(Dataset rows describing interfaces)
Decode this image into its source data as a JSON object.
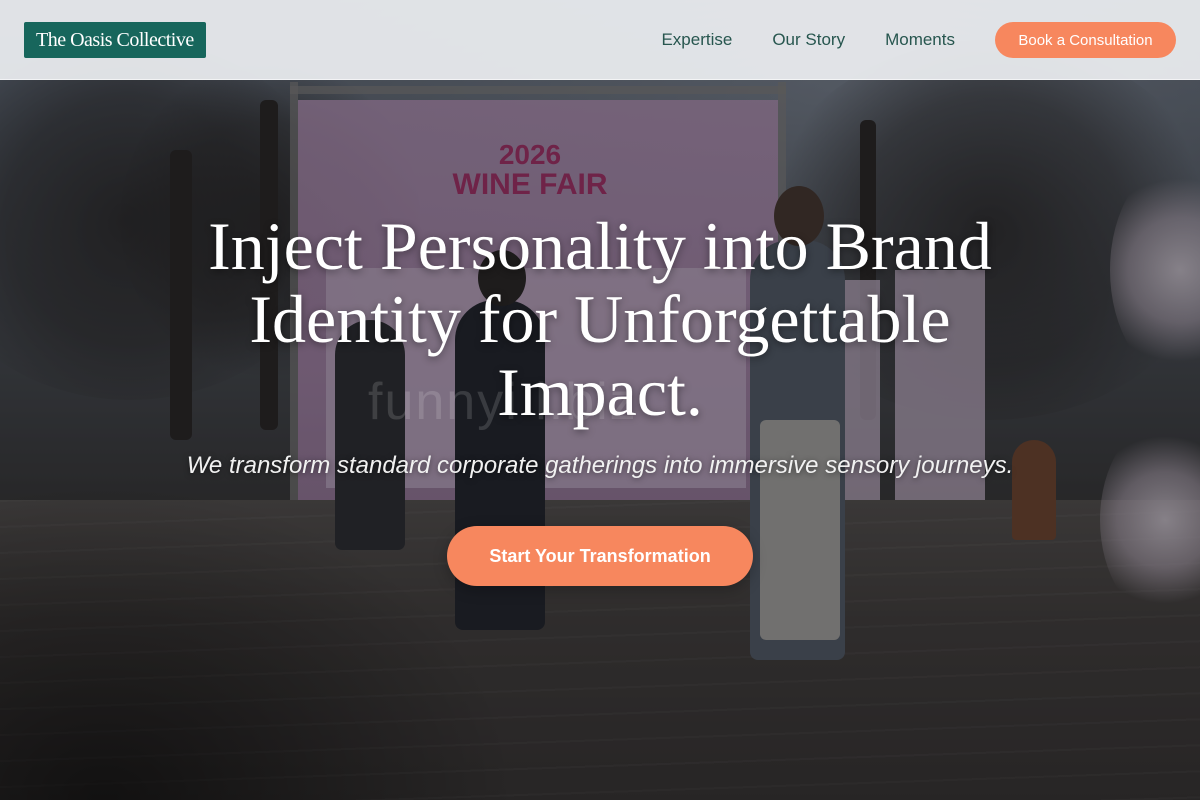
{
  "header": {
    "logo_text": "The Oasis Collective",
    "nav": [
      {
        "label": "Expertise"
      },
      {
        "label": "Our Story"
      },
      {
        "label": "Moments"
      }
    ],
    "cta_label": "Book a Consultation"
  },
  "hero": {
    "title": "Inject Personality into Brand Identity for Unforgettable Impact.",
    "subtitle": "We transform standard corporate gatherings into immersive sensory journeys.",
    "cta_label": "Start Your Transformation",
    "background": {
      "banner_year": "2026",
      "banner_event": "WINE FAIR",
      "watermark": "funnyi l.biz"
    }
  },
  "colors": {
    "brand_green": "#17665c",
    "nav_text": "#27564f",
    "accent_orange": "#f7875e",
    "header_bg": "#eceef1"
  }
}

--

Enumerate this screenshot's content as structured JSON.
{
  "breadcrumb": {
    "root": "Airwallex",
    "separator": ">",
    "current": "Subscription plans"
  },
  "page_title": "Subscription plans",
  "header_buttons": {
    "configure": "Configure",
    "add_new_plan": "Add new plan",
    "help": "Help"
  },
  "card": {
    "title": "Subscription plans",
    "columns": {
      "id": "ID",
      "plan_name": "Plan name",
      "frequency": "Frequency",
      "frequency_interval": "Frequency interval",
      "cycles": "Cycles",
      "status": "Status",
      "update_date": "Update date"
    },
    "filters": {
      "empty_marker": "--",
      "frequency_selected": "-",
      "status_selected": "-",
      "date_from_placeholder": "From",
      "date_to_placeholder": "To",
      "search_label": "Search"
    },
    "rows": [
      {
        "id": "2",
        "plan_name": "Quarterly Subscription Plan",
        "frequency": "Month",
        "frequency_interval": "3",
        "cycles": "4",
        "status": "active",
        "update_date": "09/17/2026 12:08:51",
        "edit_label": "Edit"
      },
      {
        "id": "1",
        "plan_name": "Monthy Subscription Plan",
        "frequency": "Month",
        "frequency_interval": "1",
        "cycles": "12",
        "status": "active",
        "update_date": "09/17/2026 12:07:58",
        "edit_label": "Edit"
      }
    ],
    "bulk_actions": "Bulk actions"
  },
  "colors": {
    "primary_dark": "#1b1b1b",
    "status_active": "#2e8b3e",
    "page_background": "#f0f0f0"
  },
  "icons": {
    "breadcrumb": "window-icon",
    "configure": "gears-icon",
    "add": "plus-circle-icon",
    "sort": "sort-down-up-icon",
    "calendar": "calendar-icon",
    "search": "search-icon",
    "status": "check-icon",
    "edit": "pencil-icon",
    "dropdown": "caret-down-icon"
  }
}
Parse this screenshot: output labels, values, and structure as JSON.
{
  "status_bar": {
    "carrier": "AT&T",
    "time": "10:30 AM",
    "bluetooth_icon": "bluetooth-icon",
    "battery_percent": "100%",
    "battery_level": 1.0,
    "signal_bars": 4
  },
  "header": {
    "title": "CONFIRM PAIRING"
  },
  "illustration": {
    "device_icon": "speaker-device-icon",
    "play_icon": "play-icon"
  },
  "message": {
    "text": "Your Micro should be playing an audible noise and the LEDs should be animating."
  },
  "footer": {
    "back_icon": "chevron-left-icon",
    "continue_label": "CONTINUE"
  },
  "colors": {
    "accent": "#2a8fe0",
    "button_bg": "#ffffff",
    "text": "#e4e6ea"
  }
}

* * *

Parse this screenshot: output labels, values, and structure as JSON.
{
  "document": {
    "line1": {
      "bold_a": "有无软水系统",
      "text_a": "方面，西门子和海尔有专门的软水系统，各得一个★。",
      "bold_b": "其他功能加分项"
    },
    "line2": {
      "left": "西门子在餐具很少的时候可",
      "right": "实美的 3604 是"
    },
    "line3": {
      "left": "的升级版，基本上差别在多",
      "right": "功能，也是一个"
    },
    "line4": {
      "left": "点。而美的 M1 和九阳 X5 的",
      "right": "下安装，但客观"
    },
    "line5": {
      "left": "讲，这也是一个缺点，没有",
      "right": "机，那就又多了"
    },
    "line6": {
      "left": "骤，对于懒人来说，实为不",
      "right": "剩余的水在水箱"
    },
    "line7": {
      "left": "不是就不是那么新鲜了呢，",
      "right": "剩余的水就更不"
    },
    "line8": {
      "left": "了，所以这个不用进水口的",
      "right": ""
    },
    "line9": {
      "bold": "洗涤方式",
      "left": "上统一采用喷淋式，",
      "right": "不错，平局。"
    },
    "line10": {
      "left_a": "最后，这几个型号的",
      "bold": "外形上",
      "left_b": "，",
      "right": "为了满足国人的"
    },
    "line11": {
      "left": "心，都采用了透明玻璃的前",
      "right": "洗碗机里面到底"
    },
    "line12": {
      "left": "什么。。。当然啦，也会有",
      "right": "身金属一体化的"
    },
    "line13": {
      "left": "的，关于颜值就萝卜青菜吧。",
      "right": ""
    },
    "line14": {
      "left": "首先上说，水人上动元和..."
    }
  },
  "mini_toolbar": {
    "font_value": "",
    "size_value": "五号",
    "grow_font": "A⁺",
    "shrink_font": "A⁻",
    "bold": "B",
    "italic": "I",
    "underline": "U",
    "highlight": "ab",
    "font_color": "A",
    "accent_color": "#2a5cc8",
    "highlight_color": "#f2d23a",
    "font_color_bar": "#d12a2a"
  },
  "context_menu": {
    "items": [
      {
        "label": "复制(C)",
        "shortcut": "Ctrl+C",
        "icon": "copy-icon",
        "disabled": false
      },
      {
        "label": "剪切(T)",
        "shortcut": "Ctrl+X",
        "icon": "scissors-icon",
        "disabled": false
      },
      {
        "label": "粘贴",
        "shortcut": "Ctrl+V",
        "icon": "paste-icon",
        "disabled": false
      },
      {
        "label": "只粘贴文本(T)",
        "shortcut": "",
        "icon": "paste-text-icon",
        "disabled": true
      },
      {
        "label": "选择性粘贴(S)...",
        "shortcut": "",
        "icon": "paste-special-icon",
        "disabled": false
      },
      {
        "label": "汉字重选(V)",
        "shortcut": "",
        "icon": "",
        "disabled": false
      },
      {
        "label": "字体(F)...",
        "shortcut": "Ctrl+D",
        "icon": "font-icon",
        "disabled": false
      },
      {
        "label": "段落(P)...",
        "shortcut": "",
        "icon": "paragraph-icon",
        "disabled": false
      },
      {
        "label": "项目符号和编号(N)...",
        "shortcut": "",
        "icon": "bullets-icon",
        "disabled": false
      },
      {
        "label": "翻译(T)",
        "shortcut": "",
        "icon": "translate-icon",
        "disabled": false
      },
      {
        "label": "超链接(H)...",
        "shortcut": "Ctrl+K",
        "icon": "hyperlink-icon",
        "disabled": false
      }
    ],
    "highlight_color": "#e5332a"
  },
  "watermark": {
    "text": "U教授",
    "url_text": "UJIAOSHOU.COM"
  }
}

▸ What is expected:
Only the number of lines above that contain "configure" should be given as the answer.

▸ Your solution:
2